=== YOUR INSTRUCTIONS ===
Everything in the data should be repeated exactly, save for the images.

=== LISTED ENTRIES ===
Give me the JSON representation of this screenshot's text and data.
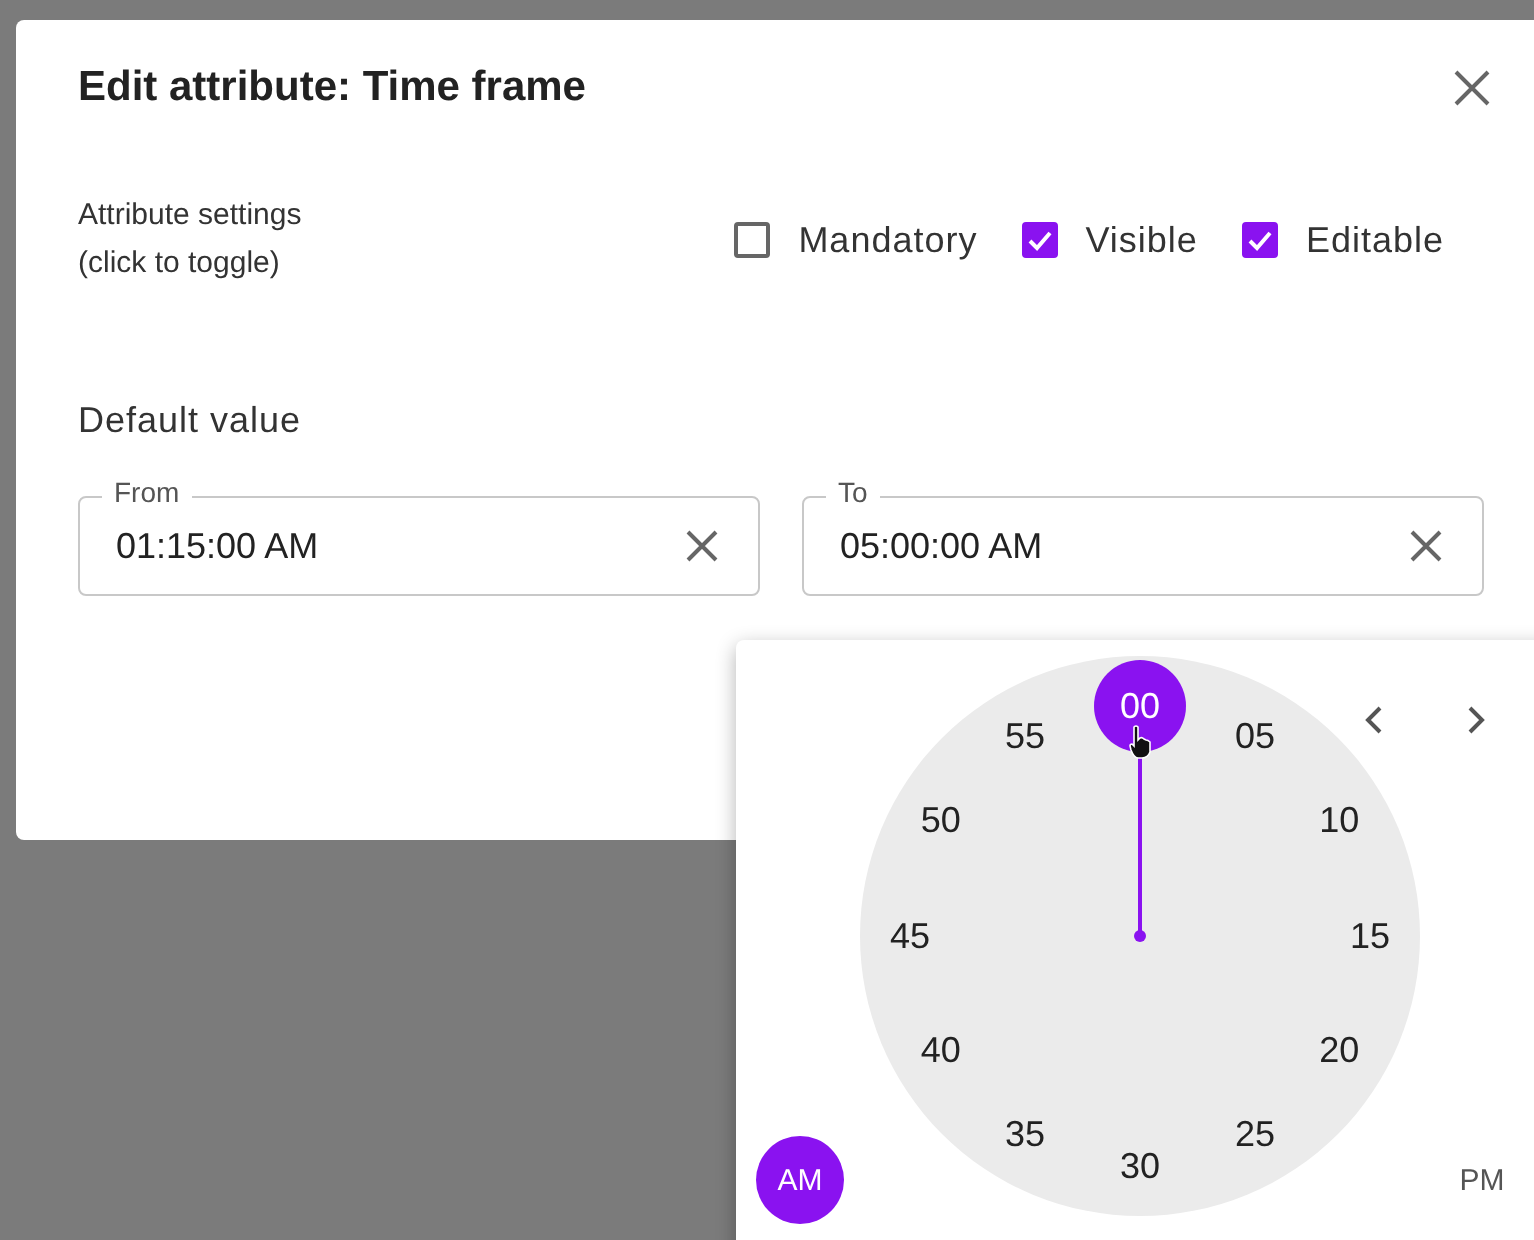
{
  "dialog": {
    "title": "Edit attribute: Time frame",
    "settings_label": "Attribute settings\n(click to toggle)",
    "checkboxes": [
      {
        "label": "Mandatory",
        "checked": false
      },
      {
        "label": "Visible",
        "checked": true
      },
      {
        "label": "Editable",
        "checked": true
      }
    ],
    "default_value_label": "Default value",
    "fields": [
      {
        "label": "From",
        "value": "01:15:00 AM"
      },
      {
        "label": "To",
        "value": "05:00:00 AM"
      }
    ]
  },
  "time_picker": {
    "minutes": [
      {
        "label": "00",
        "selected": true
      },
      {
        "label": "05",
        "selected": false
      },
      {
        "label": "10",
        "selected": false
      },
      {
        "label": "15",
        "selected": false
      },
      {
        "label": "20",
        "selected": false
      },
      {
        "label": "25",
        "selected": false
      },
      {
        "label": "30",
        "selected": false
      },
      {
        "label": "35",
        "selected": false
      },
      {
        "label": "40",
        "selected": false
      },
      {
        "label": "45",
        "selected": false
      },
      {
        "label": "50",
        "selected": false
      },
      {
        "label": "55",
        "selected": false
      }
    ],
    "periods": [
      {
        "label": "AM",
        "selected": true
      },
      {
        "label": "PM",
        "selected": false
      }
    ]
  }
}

=== OUTPUT OF THE TASK ===
Give me the JSON representation of this screenshot's text and data.
{
  "dialog": {
    "title": "Edit attribute: Time frame",
    "settings_label": "Attribute settings\n(click to toggle)",
    "checkboxes": [
      {
        "label": "Mandatory",
        "checked": false
      },
      {
        "label": "Visible",
        "checked": true
      },
      {
        "label": "Editable",
        "checked": true
      }
    ],
    "default_value_label": "Default value",
    "fields": [
      {
        "label": "From",
        "value": "01:15:00 AM"
      },
      {
        "label": "To",
        "value": "05:00:00 AM"
      }
    ]
  },
  "time_picker": {
    "minutes": [
      {
        "label": "00",
        "selected": true
      },
      {
        "label": "05",
        "selected": false
      },
      {
        "label": "10",
        "selected": false
      },
      {
        "label": "15",
        "selected": false
      },
      {
        "label": "20",
        "selected": false
      },
      {
        "label": "25",
        "selected": false
      },
      {
        "label": "30",
        "selected": false
      },
      {
        "label": "35",
        "selected": false
      },
      {
        "label": "40",
        "selected": false
      },
      {
        "label": "45",
        "selected": false
      },
      {
        "label": "50",
        "selected": false
      },
      {
        "label": "55",
        "selected": false
      }
    ],
    "periods": [
      {
        "label": "AM",
        "selected": true
      },
      {
        "label": "PM",
        "selected": false
      }
    ]
  }
}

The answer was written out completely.